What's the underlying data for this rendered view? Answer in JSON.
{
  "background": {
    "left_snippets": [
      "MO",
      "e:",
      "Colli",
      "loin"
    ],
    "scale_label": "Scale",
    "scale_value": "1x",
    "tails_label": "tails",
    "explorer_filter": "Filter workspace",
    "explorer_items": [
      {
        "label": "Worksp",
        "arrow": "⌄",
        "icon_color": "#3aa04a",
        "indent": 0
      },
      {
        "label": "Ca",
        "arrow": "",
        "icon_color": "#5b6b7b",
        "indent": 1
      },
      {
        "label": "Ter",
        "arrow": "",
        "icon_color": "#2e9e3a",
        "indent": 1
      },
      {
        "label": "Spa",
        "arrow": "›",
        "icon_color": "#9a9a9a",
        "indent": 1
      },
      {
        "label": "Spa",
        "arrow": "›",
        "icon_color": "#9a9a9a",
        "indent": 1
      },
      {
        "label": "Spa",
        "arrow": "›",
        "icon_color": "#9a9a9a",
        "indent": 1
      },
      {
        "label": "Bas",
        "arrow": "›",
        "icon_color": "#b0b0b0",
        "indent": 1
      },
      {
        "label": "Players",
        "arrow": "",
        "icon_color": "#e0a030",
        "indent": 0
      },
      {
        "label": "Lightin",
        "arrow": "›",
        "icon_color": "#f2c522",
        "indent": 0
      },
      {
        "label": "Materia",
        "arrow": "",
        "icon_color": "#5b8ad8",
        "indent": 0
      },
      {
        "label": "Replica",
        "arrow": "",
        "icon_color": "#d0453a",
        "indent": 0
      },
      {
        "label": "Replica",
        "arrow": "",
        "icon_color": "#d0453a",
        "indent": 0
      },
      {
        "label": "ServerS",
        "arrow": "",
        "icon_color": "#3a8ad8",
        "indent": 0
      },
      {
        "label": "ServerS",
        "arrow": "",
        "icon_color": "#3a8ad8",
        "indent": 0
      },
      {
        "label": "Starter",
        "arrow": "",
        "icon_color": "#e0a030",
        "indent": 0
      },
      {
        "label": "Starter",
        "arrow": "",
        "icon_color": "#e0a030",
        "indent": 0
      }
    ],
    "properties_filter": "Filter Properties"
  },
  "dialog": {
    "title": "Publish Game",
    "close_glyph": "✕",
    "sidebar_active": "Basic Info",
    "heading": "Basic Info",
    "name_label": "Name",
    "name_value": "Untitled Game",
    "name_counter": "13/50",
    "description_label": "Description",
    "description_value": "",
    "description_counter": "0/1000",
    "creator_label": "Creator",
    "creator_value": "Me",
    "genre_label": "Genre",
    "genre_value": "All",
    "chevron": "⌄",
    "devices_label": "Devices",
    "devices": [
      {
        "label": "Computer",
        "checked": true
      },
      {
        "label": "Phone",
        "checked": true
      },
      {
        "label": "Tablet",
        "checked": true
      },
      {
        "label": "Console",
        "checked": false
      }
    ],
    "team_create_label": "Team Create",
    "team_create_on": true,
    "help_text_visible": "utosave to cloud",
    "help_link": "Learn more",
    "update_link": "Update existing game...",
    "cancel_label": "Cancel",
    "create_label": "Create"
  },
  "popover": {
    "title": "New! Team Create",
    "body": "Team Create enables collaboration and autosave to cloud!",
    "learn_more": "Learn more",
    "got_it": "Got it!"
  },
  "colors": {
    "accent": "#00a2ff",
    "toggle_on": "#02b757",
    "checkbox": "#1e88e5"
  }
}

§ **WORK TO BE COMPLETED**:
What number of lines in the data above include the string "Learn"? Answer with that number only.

§ **RESULT FOR THIS TASK**:
2